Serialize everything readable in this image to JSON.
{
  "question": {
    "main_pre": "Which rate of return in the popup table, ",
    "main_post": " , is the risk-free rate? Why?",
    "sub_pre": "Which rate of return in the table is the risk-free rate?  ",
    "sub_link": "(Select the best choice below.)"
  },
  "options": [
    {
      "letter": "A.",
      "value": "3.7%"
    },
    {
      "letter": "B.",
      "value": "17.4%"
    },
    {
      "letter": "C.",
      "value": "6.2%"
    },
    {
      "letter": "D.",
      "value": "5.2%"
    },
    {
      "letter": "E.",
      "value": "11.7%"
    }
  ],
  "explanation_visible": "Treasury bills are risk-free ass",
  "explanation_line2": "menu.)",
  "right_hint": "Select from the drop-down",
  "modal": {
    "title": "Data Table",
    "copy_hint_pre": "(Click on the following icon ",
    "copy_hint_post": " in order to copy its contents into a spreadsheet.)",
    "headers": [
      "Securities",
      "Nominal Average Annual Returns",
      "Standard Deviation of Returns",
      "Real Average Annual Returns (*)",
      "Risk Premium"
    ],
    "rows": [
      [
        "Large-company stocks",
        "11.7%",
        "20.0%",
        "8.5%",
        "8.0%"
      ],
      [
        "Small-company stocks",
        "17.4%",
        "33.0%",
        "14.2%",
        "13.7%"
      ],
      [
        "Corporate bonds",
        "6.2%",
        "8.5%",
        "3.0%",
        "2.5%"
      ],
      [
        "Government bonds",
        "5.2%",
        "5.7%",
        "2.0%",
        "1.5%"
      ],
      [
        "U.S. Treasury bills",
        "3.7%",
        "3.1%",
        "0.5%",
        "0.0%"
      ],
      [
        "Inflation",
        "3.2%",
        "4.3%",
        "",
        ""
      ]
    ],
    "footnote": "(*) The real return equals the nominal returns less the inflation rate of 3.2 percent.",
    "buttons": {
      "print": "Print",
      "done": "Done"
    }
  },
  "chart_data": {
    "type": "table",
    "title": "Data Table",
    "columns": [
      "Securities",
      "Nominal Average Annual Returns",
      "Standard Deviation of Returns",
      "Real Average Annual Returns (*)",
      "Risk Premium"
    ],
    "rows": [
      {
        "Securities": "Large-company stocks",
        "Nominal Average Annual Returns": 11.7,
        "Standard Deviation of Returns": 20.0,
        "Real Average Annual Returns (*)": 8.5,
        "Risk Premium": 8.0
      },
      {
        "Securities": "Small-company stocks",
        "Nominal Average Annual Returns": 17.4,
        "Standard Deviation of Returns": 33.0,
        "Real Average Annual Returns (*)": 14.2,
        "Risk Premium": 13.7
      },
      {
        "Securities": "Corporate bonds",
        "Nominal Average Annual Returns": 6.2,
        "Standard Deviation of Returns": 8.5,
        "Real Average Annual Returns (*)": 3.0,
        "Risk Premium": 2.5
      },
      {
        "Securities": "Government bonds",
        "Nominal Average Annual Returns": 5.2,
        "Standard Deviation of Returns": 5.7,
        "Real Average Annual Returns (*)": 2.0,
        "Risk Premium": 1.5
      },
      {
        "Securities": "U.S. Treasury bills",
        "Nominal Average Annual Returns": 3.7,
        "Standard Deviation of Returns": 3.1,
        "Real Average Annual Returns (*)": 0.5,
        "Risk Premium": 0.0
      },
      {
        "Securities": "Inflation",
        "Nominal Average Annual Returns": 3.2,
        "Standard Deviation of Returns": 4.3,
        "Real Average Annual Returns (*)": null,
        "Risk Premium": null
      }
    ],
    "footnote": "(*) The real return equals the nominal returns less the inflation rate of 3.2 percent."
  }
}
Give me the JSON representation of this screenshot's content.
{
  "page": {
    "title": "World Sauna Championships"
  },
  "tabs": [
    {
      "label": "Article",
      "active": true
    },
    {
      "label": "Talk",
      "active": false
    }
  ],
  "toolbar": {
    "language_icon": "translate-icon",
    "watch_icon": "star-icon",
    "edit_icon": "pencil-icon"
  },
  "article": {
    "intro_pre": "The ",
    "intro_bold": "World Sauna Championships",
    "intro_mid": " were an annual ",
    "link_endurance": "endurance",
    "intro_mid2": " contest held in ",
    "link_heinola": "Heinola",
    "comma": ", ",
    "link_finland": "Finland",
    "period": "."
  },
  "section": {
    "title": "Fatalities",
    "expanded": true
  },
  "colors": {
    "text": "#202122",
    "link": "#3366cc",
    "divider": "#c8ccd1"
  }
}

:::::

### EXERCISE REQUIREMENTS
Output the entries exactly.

### SOLUTION
Serialize everything readable in this image to JSON.
{
  "question": {
    "main_pre": "Which rate of return in the popup table, ",
    "main_post": " , is the risk-free rate? Why?",
    "sub_pre": "Which rate of return in the table is the risk-free rate?  ",
    "sub_link": "(Select the best choice below.)"
  },
  "options": [
    {
      "letter": "A.",
      "value": "3.7%"
    },
    {
      "letter": "B.",
      "value": "17.4%"
    },
    {
      "letter": "C.",
      "value": "6.2%"
    },
    {
      "letter": "D.",
      "value": "5.2%"
    },
    {
      "letter": "E.",
      "value": "11.7%"
    }
  ],
  "explanation_visible": "Treasury bills are risk-free ass",
  "explanation_line2": "menu.)",
  "right_hint": "Select from the drop-down",
  "modal": {
    "title": "Data Table",
    "copy_hint_pre": "(Click on the following icon ",
    "copy_hint_post": " in order to copy its contents into a spreadsheet.)",
    "headers": [
      "Securities",
      "Nominal Average Annual Returns",
      "Standard Deviation of Returns",
      "Real Average Annual Returns (*)",
      "Risk Premium"
    ],
    "rows": [
      [
        "Large-company stocks",
        "11.7%",
        "20.0%",
        "8.5%",
        "8.0%"
      ],
      [
        "Small-company stocks",
        "17.4%",
        "33.0%",
        "14.2%",
        "13.7%"
      ],
      [
        "Corporate bonds",
        "6.2%",
        "8.5%",
        "3.0%",
        "2.5%"
      ],
      [
        "Government bonds",
        "5.2%",
        "5.7%",
        "2.0%",
        "1.5%"
      ],
      [
        "U.S. Treasury bills",
        "3.7%",
        "3.1%",
        "0.5%",
        "0.0%"
      ],
      [
        "Inflation",
        "3.2%",
        "4.3%",
        "",
        ""
      ]
    ],
    "footnote": "(*) The real return equals the nominal returns less the inflation rate of 3.2 percent.",
    "buttons": {
      "print": "Print",
      "done": "Done"
    }
  },
  "chart_data": {
    "type": "table",
    "title": "Data Table",
    "columns": [
      "Securities",
      "Nominal Average Annual Returns",
      "Standard Deviation of Returns",
      "Real Average Annual Returns (*)",
      "Risk Premium"
    ],
    "rows": [
      {
        "Securities": "Large-company stocks",
        "Nominal Average Annual Returns": 11.7,
        "Standard Deviation of Returns": 20.0,
        "Real Average Annual Returns (*)": 8.5,
        "Risk Premium": 8.0
      },
      {
        "Securities": "Small-company stocks",
        "Nominal Average Annual Returns": 17.4,
        "Standard Deviation of Returns": 33.0,
        "Real Average Annual Returns (*)": 14.2,
        "Risk Premium": 13.7
      },
      {
        "Securities": "Corporate bonds",
        "Nominal Average Annual Returns": 6.2,
        "Standard Deviation of Returns": 8.5,
        "Real Average Annual Returns (*)": 3.0,
        "Risk Premium": 2.5
      },
      {
        "Securities": "Government bonds",
        "Nominal Average Annual Returns": 5.2,
        "Standard Deviation of Returns": 5.7,
        "Real Average Annual Returns (*)": 2.0,
        "Risk Premium": 1.5
      },
      {
        "Securities": "U.S. Treasury bills",
        "Nominal Average Annual Returns": 3.7,
        "Standard Deviation of Returns": 3.1,
        "Real Average Annual Returns (*)": 0.5,
        "Risk Premium": 0.0
      },
      {
        "Securities": "Inflation",
        "Nominal Average Annual Returns": 3.2,
        "Standard Deviation of Returns": 4.3,
        "Real Average Annual Returns (*)": null,
        "Risk Premium": null
      }
    ],
    "footnote": "(*) The real return equals the nominal returns less the inflation rate of 3.2 percent."
  }
}
Give me the JSON representation of this screenshot's content.
{
  "page": {
    "title": "World Sauna Championships"
  },
  "tabs": [
    {
      "label": "Article",
      "active": true
    },
    {
      "label": "Talk",
      "active": false
    }
  ],
  "toolbar": {
    "language_icon": "translate-icon",
    "watch_icon": "star-icon",
    "edit_icon": "pencil-icon"
  },
  "article": {
    "intro_pre": "The ",
    "intro_bold": "World Sauna Championships",
    "intro_mid": " were an annual ",
    "link_endurance": "endurance",
    "intro_mid2": " contest held in ",
    "link_heinola": "Heinola",
    "comma": ", ",
    "link_finland": "Finland",
    "period": "."
  },
  "section": {
    "title": "Fatalities",
    "expanded": true
  },
  "colors": {
    "text": "#202122",
    "link": "#3366cc",
    "divider": "#c8ccd1"
  }
}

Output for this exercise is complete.